Aside from being a club at Glendale College, V.O.I.C.E.S is also involved in a community outreach program that provides information to local high school students, specially those who are AB540, on the opportunities available for higher education, the club’s mission and current immigration laws affecting undocumented students.

With the support from teachers, activists and writers involved in immigration rights, the club sponsors a variety of fundraisers, like a burrito sale in March and the upcoming soccer tournament this Saturday.

William Perez, author of “We ARE Americans: Undocumented Students Pursuing the American Dream,” talked about research he is conducting that examines the social and psychological development of immigrant and Latino students. He emphasized that this country is losing future leaders by not granting legal status to hardworking accomplished immigrants.

Perez has interviewed hundreds of undocumented immigrant students and discovered that 75 percent of them have career aspirations in fields that are in need of people. His research revealed that the top four professions these students would like to pursue are: doctor, lawyer, K-12 teacher and civil service.

An issue that was widely discussed at the meeting was the “Dream Act,” which if passed would enact two major changes to current immigration laws. The first would permit certain immigrant students, those who came to the U.S. at age 15 or younger, who have grown up in the U.S., to apply for temporary legal status and to eventually obtain permanent status and become eligible for U.S. citizenship if they go to college or serve in the U.S. military. The second eliminates a federal provision that penalizes states that provide in-state tuition without regard to immigration status.

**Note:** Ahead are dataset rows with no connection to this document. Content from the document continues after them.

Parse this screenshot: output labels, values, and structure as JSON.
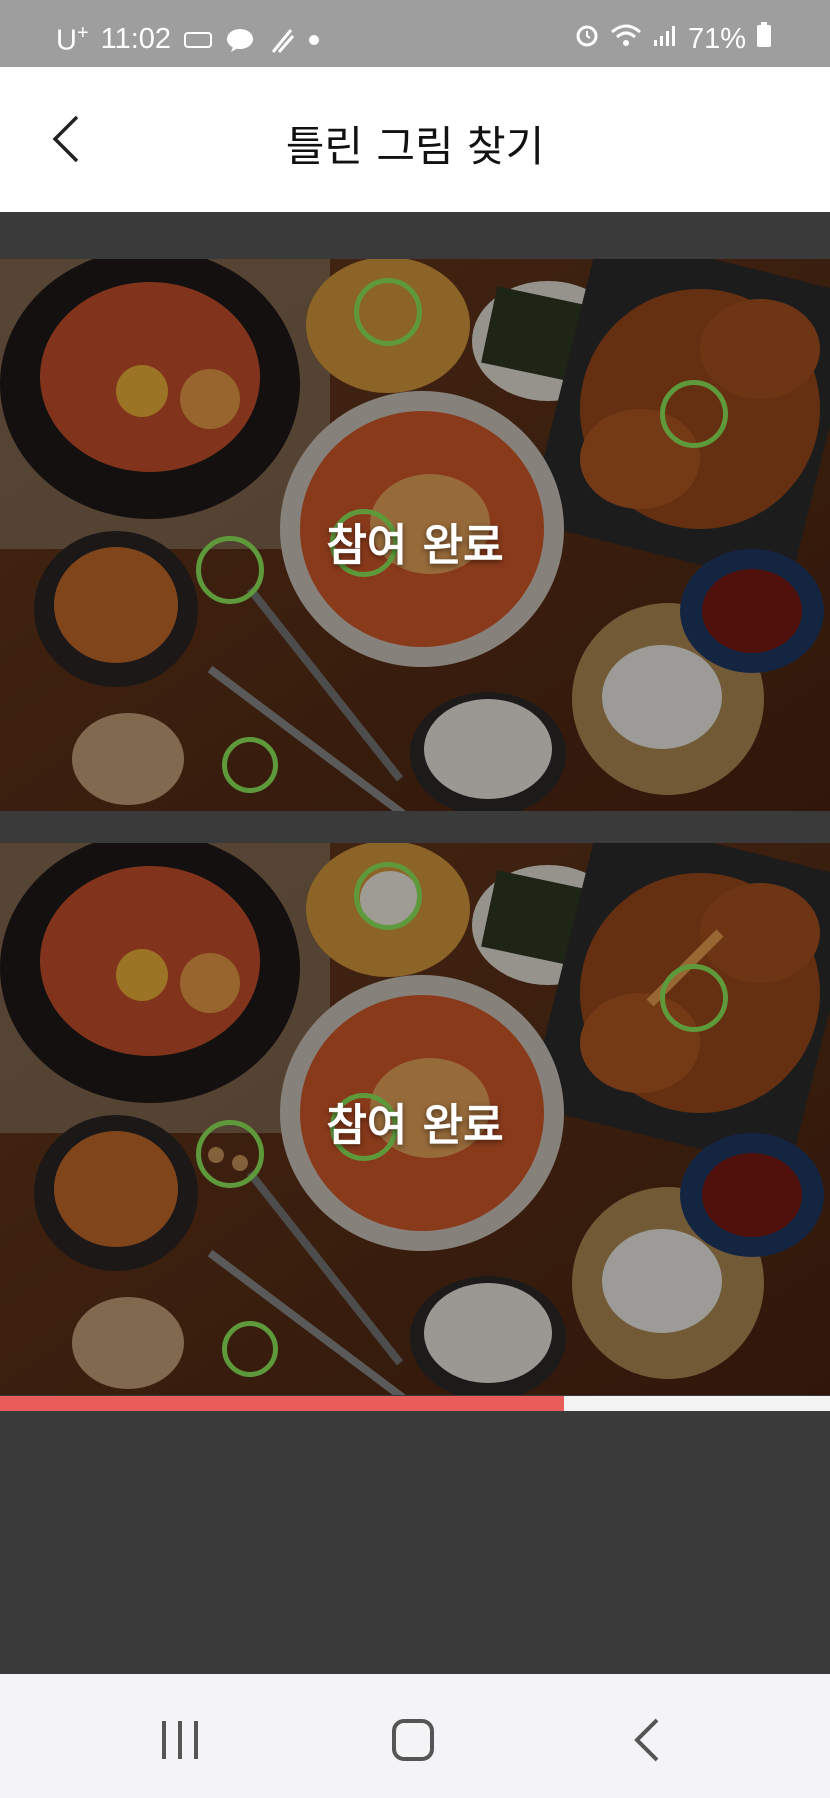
{
  "status": {
    "carrier": "U",
    "carrier_sup": "+",
    "time": "11:02",
    "battery": "71%"
  },
  "header": {
    "title": "틀린 그림 찾기"
  },
  "game": {
    "top_overlay": "참여 완료",
    "bottom_overlay": "참여 완료",
    "progress_fraction": 0.68
  },
  "colors": {
    "accent": "#e85c5a",
    "marker": "#5e9a3c"
  },
  "icons": {
    "back": "chevron-left-icon",
    "recent": "recent-apps-icon",
    "home": "home-icon",
    "nav_back": "nav-back-icon"
  }
}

V.O.I.C.E.S club adviser Greg Perkins encouraged the audience to get involved and participate. “Now just sit there and say that these were great speeches, but get involved, write letters to our congressmen because we need to get this piece of legislature passed.”

An often overlooked resource for AB 540 students and other undocumented immigrants are social networking sites such as Facebook. Perez as well as V.O.I.C.E.S. cabinet members reminded the audience that Facebook can be a useful way for students to connect.

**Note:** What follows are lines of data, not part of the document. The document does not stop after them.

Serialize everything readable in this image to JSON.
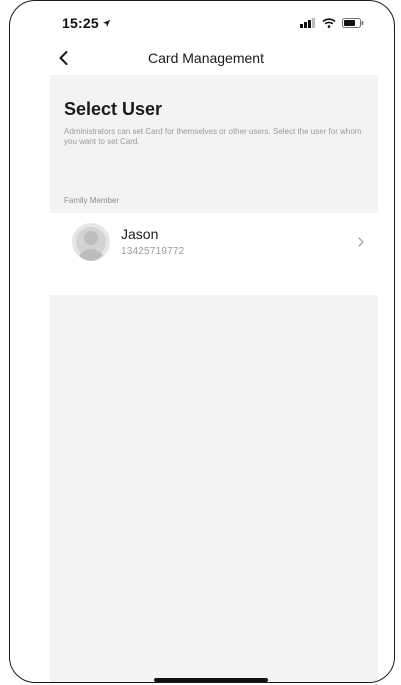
{
  "status_bar": {
    "time": "15:25",
    "location_icon": "location-arrow-icon",
    "signal_icon": "cellular-signal-icon",
    "wifi_icon": "wifi-icon",
    "battery_icon": "battery-icon"
  },
  "nav": {
    "title": "Card Management",
    "back_icon": "chevron-left-icon"
  },
  "header": {
    "title": "Select User",
    "description": "Administrators can set Card for themselves or other users. Select the user for whom you want to set Card."
  },
  "section": {
    "label": "Family Member"
  },
  "users": [
    {
      "name": "Jason",
      "phone": "13425719772",
      "avatar_icon": "default-avatar-icon",
      "chevron_icon": "chevron-right-icon"
    }
  ],
  "colors": {
    "background": "#f2f3f3",
    "row": "#ffffff",
    "text": "#1a1a1a",
    "muted": "#9a9a9a"
  }
}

By joining pro-immigration reform groups and communicating with others, students can share tips on getting sponsored, activities or meetings and experiences to create a source for support and encouragement through the Internet.

After being treated to chips, drinks and pizza the audience remained after the conference was over to discuss the issues and await the results of the raffle that offered T-shirts and movie passes.

“You rarely hear about undocumented student immigrants in the news. I’m glad I came, I learned a lot and will try to spread the word,” commented Oscar Diaz, a St. Francis High School student who heard about the conference by word of mouth at his school.
In the end, the conference succeeded in delivering a message of hope, inspiration and action as the Co-President Natalia Basanta encouraged people to act and spread awareness on immigration issues.

For more information on V.O.I.C.E.S. visit